Output every line of the material exactly.

Segment Open

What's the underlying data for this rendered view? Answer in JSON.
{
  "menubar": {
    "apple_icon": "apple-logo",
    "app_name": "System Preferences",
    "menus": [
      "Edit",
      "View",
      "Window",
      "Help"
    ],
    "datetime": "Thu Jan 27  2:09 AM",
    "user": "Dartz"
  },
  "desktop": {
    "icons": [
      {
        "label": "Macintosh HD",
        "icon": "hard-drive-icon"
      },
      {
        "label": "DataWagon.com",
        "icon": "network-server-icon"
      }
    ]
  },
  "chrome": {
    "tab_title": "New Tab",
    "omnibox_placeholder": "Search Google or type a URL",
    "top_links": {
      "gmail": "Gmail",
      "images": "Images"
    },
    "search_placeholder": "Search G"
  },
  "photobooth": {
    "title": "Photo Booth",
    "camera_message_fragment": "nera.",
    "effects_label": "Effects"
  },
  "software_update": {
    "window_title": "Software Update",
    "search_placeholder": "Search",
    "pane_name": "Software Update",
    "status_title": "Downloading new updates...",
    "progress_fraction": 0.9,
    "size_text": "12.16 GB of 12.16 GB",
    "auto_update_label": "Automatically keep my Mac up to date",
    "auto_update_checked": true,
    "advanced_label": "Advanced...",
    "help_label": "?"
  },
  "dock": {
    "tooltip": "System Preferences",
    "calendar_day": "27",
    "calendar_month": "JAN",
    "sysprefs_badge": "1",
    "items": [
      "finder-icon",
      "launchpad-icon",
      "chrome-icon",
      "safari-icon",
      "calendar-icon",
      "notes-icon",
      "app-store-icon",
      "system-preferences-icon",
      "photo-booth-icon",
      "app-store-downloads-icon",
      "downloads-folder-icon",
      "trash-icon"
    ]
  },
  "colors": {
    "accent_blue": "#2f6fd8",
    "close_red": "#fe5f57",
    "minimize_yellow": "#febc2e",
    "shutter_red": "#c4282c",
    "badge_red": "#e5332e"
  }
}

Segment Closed

__RESPONSE TO THIS EXERCISE__:
What's the underlying data for this rendered view? Answer in JSON.
{
  "menubar": {
    "apple_icon": "apple-logo",
    "app_name": "System Preferences",
    "menus": [
      "Edit",
      "View",
      "Window",
      "Help"
    ],
    "datetime": "Thu Jan 27  2:09 AM",
    "user": "Dartz"
  },
  "desktop": {
    "icons": [
      {
        "label": "Macintosh HD",
        "icon": "hard-drive-icon"
      },
      {
        "label": "DataWagon.com",
        "icon": "network-server-icon"
      }
    ]
  },
  "chrome": {
    "tab_title": "New Tab",
    "omnibox_placeholder": "Search Google or type a URL",
    "top_links": {
      "gmail": "Gmail",
      "images": "Images"
    },
    "search_placeholder": "Search G"
  },
  "photobooth": {
    "title": "Photo Booth",
    "camera_message_fragment": "nera.",
    "effects_label": "Effects"
  },
  "software_update": {
    "window_title": "Software Update",
    "search_placeholder": "Search",
    "pane_name": "Software Update",
    "status_title": "Downloading new updates...",
    "progress_fraction": 0.9,
    "size_text": "12.16 GB of 12.16 GB",
    "auto_update_label": "Automatically keep my Mac up to date",
    "auto_update_checked": true,
    "advanced_label": "Advanced...",
    "help_label": "?"
  },
  "dock": {
    "tooltip": "System Preferences",
    "calendar_day": "27",
    "calendar_month": "JAN",
    "sysprefs_badge": "1",
    "items": [
      "finder-icon",
      "launchpad-icon",
      "chrome-icon",
      "safari-icon",
      "calendar-icon",
      "notes-icon",
      "app-store-icon",
      "system-preferences-icon",
      "photo-booth-icon",
      "app-store-downloads-icon",
      "downloads-folder-icon",
      "trash-icon"
    ]
  },
  "colors": {
    "accent_blue": "#2f6fd8",
    "close_red": "#fe5f57",
    "minimize_yellow": "#febc2e",
    "shutter_red": "#c4282c",
    "badge_red": "#e5332e"
  }
}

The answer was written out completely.